According to the Institute of Justice, which is representing Jim Ficken, he had a very good reason for not mowing his lawn â€“ and tried to rectify the situation as best he could.

In 2014, Jim's mom became ill and he visited her often in South Carolina to help her out. When he was away, his grass grew too long and he was cited by a code office; he cut the grass and wasn't fined.

# France has started forcing supermarkets to donate food instead of throwing it away.

But several years later, this one infraction would come back to haunt him after he left to take care of him's mom's affairs after she died. The arrangements he made to have his grass cut fell through (his friend who he asked to help him out passed away unexpectedly) and that set off a chain reaction that may result in him losing his home.

The 69-year-old retiree now faces a \$29,833.50 fine plus interest. Watch the video to find out just what Jim is having to deal with.

Cities

## The world can't get enough Michelle.

The world officially loves Michelle Obama.

The former first lady has overtaken the number one spot in a poll of the world's most admired women. Conducted by online research firm YouGov, the study uses international polling tools to survey people in countries around the world about who they most admire.

In the men's category, Bill Gates took the top spot, followed by Barack Obama and Jackie Chan.

In the women's category, Michelle Obama came first, followed by Oprah Winfrey and Angelina Jolie. Obama pushed Jolie out of the number one spot she claimed last year.

Unsurprising, really, because what's not to love about Michelle Obama? She is smart, kind, funny, accomplished, a great dancer, a devoted wife and mother, and an all-around, genuinely good person.

She has remained dignified and strong in the face of rabid masses of so-called Americans who spent eight years and beyond insisting that she's a man disguised as a woman. She's endured non-stop racist memes and terrifying threats to her family. She has received far more than her fair share of cruelty, and always takes the high road. She's the one who coined, "When they go low, we go high," after all.

She came from humble beginnings and remains down to earth despite becoming a familiar face around the world. She's not much older than me, but I still want to be like Michelle Obama when I grow up.

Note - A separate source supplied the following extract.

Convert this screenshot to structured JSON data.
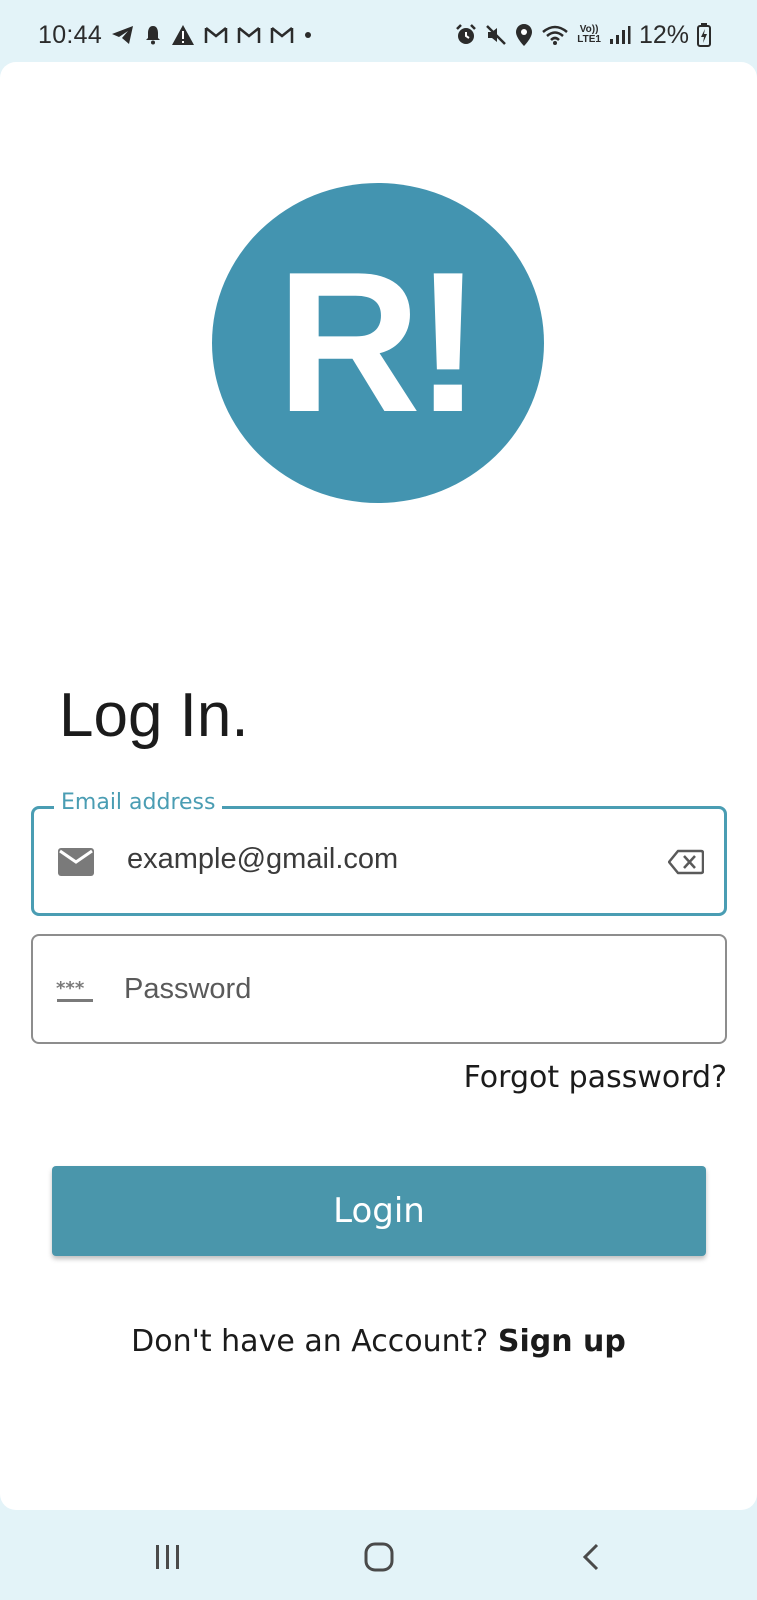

Her memoir, Becoming, may end up being the best-selling memoir of all time, having already sold 10 million copiesâ€”a clear sign that people can't get enough Michelle, because there's no such thing as too much Michelle.